_PROBLEM DETAILS_: Scan the listing for "free" and copy out each line that has it.

_PROVIDED ENTRIES_:

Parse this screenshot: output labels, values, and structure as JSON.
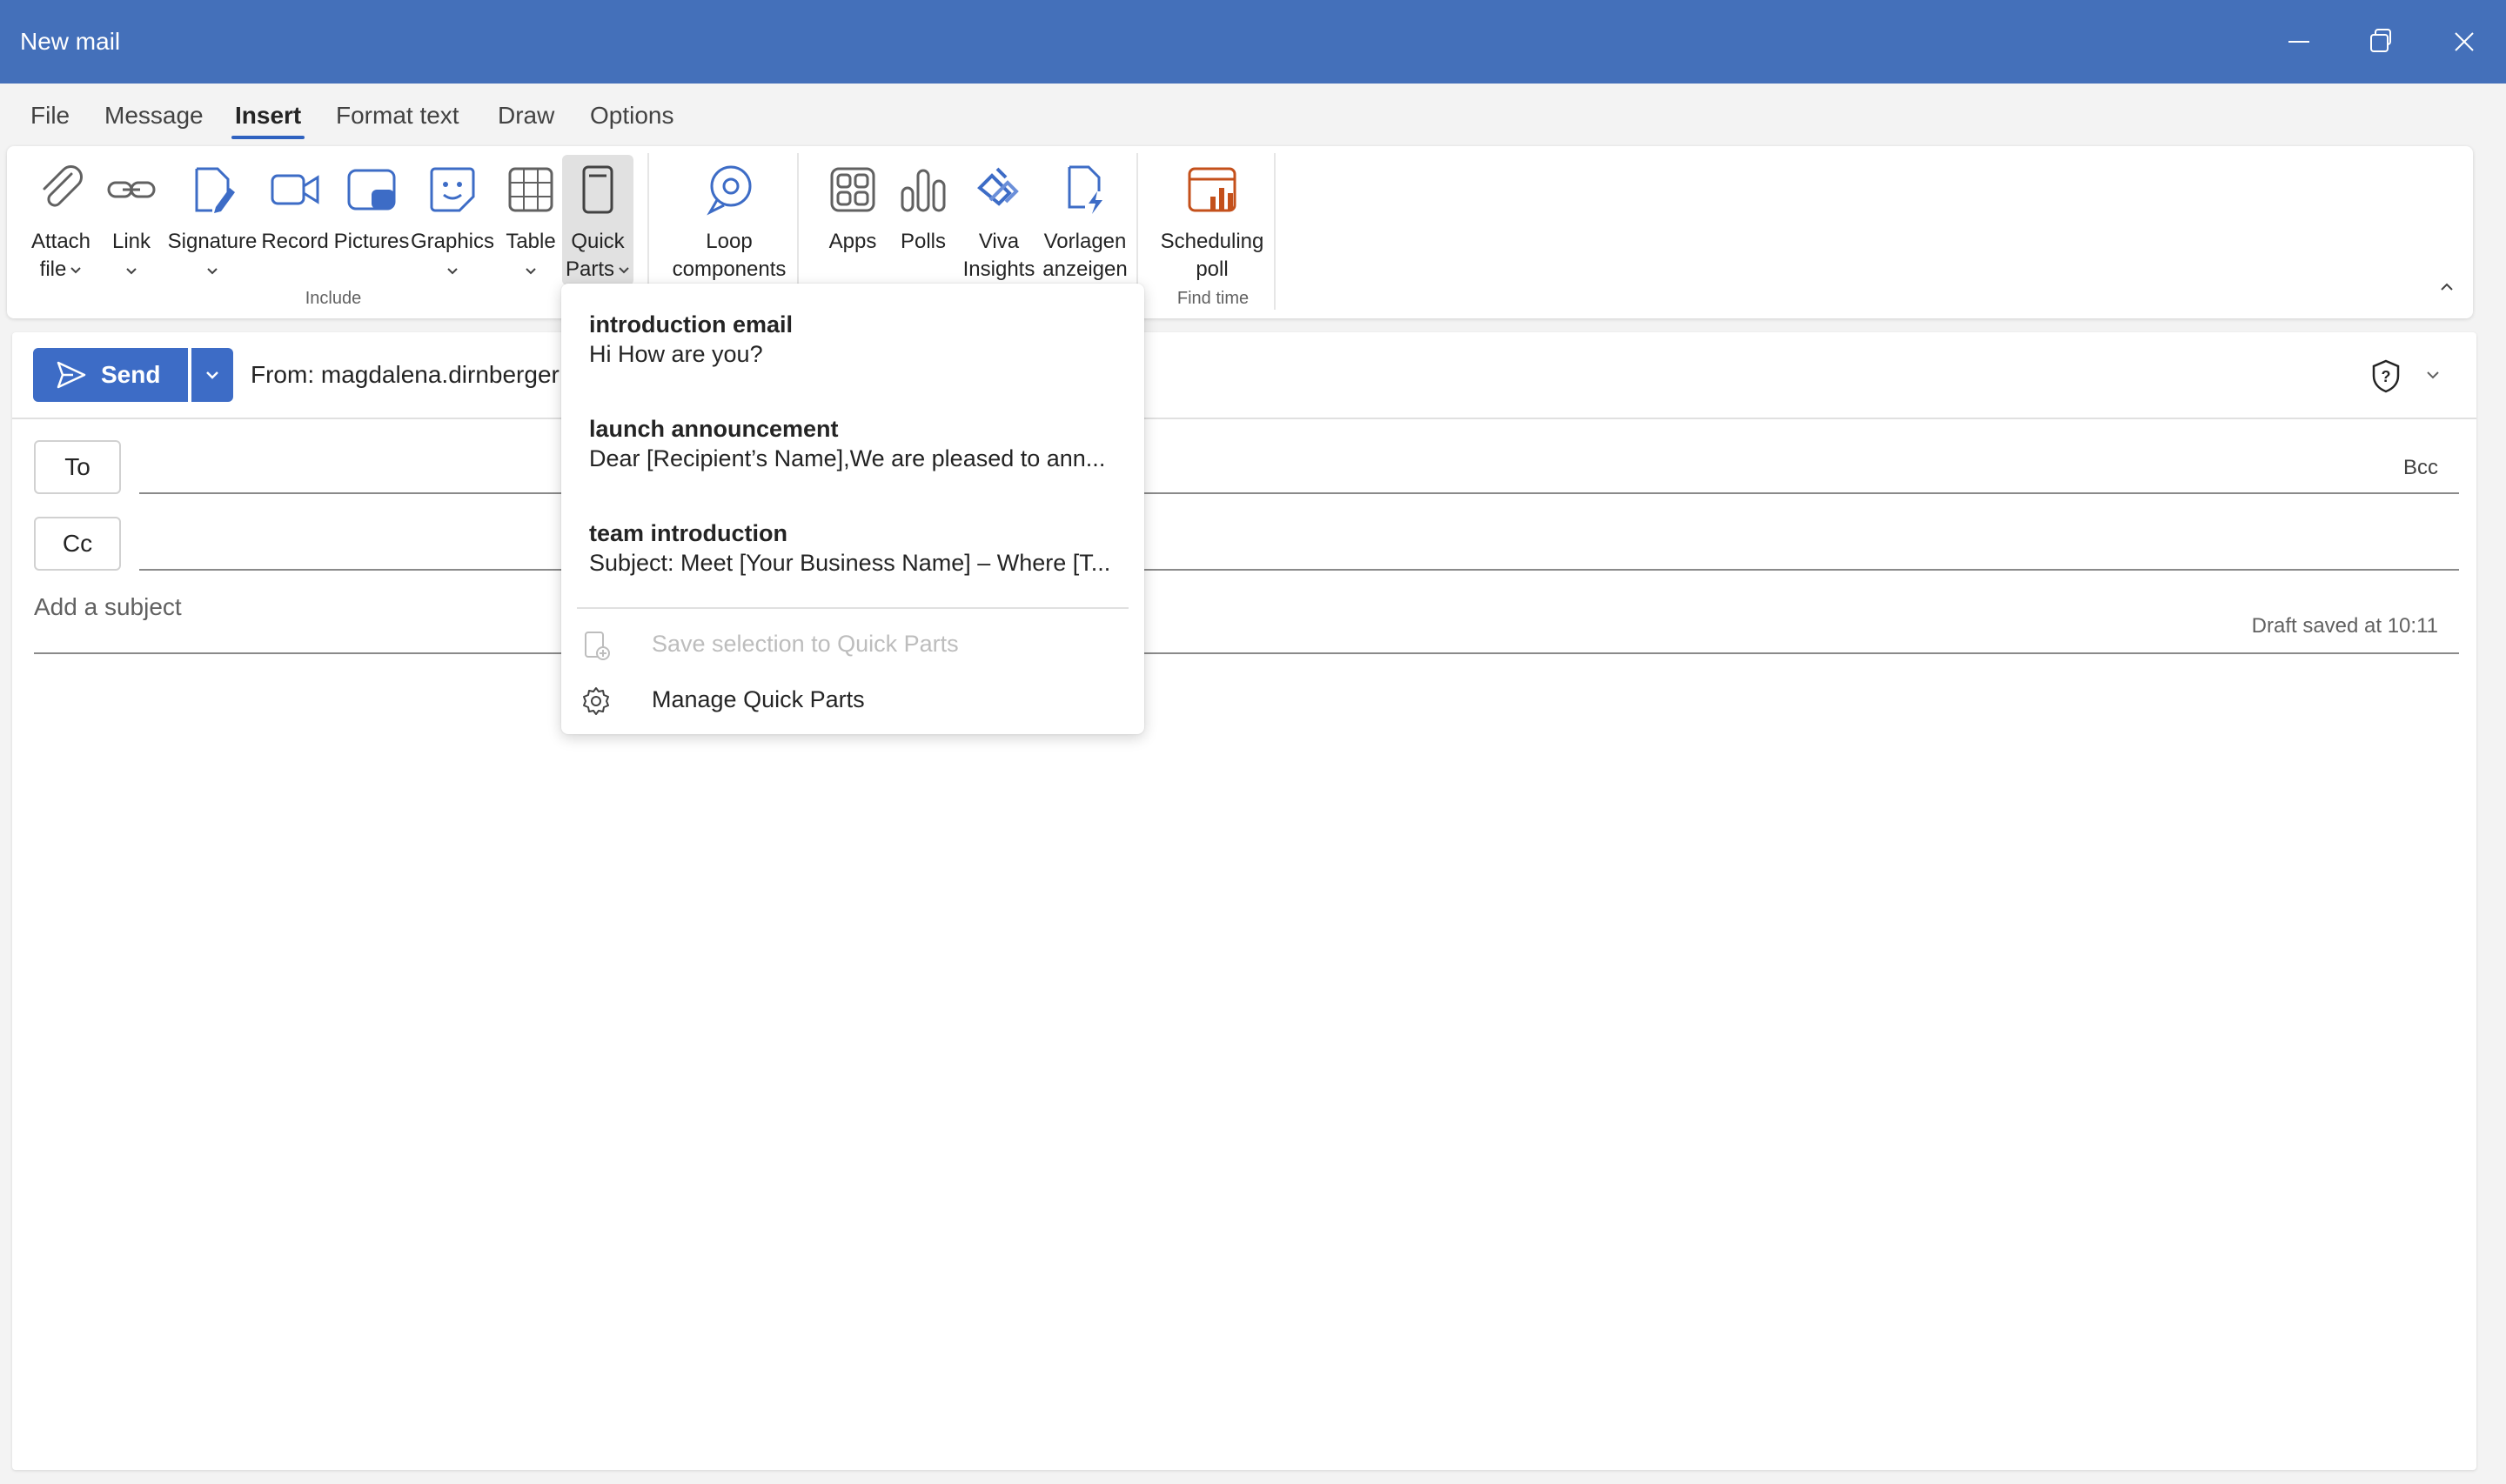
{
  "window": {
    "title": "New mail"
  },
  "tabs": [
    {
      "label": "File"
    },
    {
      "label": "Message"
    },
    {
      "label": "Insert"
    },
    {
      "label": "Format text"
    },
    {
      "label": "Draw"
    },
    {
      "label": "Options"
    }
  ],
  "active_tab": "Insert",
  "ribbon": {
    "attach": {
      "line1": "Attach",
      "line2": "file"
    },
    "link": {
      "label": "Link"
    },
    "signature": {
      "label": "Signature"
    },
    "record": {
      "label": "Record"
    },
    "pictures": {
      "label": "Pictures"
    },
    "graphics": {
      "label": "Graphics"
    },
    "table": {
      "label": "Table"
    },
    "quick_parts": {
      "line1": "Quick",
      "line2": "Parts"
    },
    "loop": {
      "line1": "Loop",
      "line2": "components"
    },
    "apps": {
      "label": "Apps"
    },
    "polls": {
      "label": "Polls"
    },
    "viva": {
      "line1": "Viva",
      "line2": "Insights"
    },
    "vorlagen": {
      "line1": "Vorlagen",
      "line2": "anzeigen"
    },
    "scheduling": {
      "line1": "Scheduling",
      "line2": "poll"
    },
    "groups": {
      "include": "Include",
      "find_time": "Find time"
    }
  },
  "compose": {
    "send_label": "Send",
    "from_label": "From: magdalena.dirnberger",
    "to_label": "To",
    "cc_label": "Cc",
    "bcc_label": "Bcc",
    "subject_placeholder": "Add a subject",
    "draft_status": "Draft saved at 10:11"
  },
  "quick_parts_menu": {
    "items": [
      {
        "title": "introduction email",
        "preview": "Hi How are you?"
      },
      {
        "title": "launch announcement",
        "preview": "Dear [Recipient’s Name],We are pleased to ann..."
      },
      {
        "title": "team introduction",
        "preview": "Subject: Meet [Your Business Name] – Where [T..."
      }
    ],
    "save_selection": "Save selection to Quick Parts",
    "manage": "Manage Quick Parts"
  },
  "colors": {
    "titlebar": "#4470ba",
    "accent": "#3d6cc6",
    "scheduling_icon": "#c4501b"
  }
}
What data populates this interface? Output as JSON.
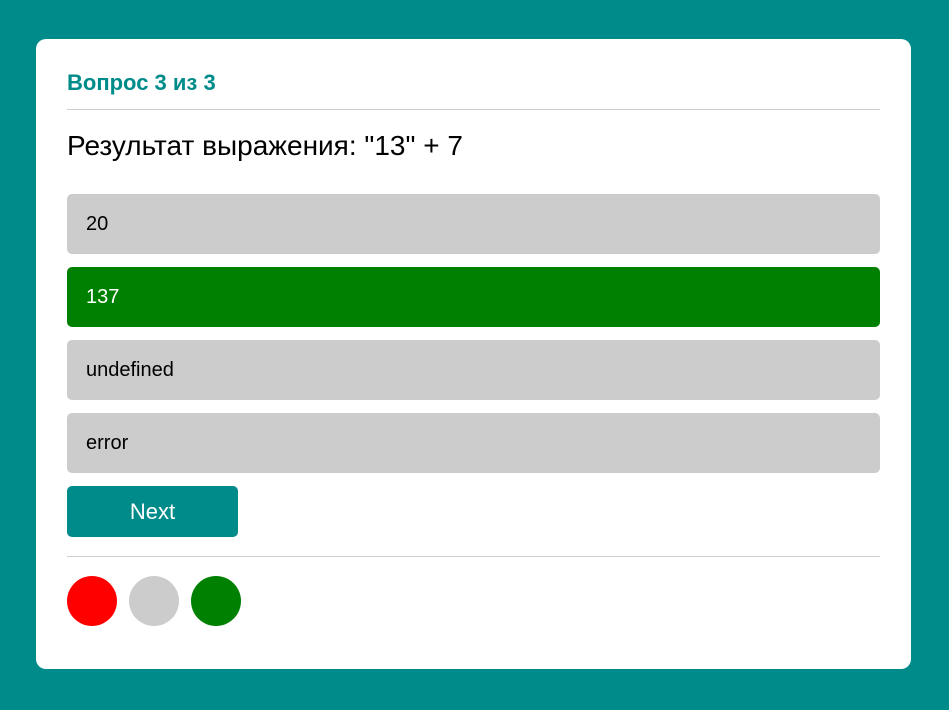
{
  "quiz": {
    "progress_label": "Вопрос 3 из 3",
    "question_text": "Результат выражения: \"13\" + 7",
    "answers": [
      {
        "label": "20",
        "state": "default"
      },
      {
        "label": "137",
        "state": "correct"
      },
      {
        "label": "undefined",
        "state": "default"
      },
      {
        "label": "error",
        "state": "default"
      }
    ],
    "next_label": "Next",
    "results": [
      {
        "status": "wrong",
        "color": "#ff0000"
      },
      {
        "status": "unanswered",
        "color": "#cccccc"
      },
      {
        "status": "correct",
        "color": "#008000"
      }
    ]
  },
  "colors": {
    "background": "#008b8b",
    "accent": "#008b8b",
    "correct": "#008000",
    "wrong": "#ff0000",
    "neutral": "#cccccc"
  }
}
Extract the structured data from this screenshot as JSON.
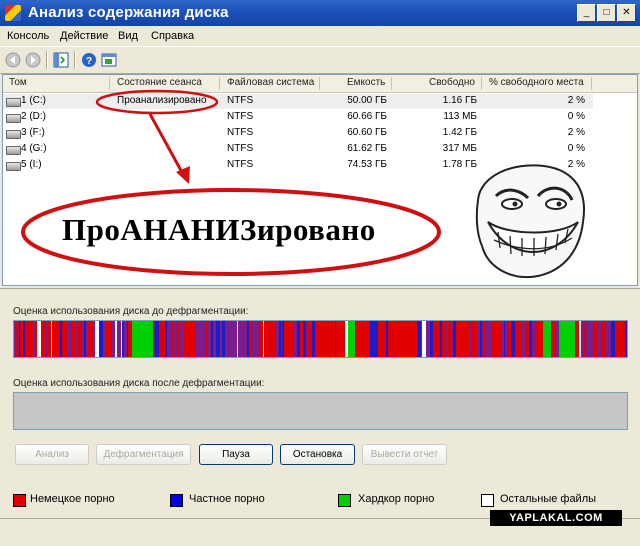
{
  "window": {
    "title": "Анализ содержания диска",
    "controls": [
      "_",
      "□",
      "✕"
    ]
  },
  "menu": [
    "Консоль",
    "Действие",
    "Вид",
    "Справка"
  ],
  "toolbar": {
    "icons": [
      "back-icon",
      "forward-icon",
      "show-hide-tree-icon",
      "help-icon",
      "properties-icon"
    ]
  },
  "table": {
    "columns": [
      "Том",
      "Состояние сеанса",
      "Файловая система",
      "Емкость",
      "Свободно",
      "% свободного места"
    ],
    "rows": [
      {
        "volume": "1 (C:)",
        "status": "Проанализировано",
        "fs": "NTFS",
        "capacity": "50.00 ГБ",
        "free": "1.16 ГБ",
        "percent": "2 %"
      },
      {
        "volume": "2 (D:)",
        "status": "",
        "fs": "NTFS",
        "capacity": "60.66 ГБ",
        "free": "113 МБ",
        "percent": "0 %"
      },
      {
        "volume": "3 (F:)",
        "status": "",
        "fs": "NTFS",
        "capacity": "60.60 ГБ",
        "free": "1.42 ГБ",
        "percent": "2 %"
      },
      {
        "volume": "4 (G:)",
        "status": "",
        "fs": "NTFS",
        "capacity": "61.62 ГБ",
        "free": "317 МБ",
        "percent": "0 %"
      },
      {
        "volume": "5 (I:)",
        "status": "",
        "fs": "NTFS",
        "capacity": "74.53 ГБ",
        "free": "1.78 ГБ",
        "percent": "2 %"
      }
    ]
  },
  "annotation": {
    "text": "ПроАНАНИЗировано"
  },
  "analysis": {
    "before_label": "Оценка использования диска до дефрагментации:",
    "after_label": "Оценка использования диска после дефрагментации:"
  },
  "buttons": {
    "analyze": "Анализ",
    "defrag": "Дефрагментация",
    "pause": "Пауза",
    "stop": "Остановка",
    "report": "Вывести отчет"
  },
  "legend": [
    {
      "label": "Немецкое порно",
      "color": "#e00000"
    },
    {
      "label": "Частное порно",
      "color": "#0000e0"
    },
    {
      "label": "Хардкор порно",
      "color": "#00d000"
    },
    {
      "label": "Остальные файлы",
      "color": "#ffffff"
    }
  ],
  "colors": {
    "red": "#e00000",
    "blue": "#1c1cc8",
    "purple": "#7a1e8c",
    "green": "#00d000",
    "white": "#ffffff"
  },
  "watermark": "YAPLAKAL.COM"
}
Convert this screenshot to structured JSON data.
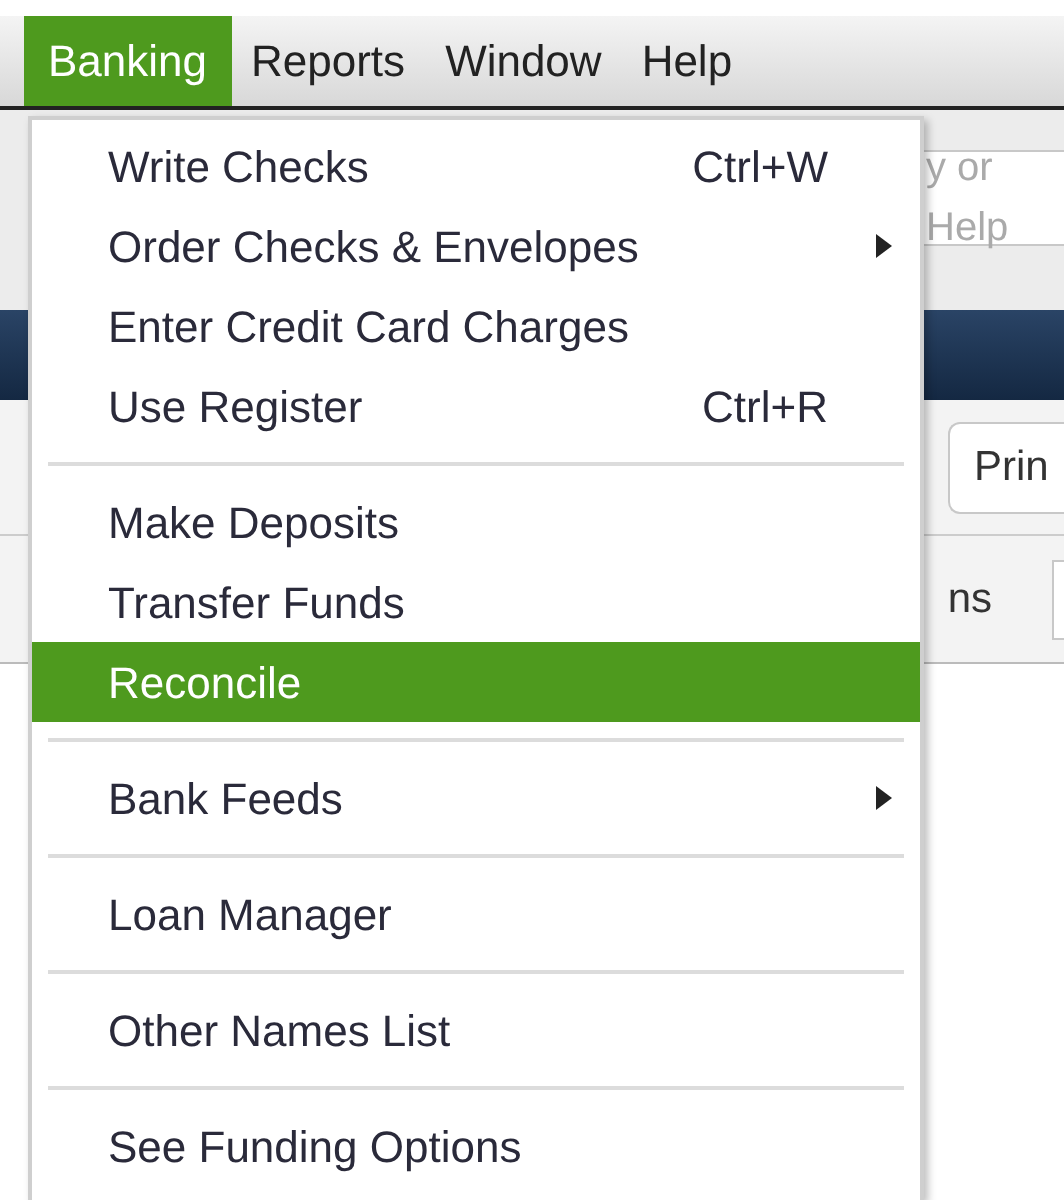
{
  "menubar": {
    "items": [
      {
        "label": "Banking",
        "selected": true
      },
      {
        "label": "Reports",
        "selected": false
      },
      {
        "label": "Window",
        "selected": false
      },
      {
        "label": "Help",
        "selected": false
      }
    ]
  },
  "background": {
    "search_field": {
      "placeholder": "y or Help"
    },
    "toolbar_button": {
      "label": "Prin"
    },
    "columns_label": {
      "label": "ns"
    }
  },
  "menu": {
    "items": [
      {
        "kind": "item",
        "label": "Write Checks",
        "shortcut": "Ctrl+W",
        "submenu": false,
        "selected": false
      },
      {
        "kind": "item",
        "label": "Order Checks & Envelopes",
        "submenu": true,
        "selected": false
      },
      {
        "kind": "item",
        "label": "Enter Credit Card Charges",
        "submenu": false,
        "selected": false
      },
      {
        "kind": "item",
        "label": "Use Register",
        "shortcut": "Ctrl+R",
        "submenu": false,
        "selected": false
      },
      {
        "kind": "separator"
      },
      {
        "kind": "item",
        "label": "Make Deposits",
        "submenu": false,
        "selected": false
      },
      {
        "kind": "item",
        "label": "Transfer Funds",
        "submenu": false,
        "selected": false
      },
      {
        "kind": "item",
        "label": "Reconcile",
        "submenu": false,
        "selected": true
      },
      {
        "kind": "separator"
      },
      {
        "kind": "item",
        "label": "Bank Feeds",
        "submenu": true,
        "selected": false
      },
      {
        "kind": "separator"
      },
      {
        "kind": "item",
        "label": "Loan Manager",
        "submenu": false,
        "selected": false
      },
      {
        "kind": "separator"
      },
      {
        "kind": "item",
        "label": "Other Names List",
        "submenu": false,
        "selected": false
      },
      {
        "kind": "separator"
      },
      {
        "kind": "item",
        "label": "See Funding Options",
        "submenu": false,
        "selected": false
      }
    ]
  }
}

_RESPONSE AREA_:
        "free": "1.16 ГБ",
        "free": "113 МБ",
        "free": "1.42 ГБ",
        "free": "317 МБ",
        "free": "1.78 ГБ",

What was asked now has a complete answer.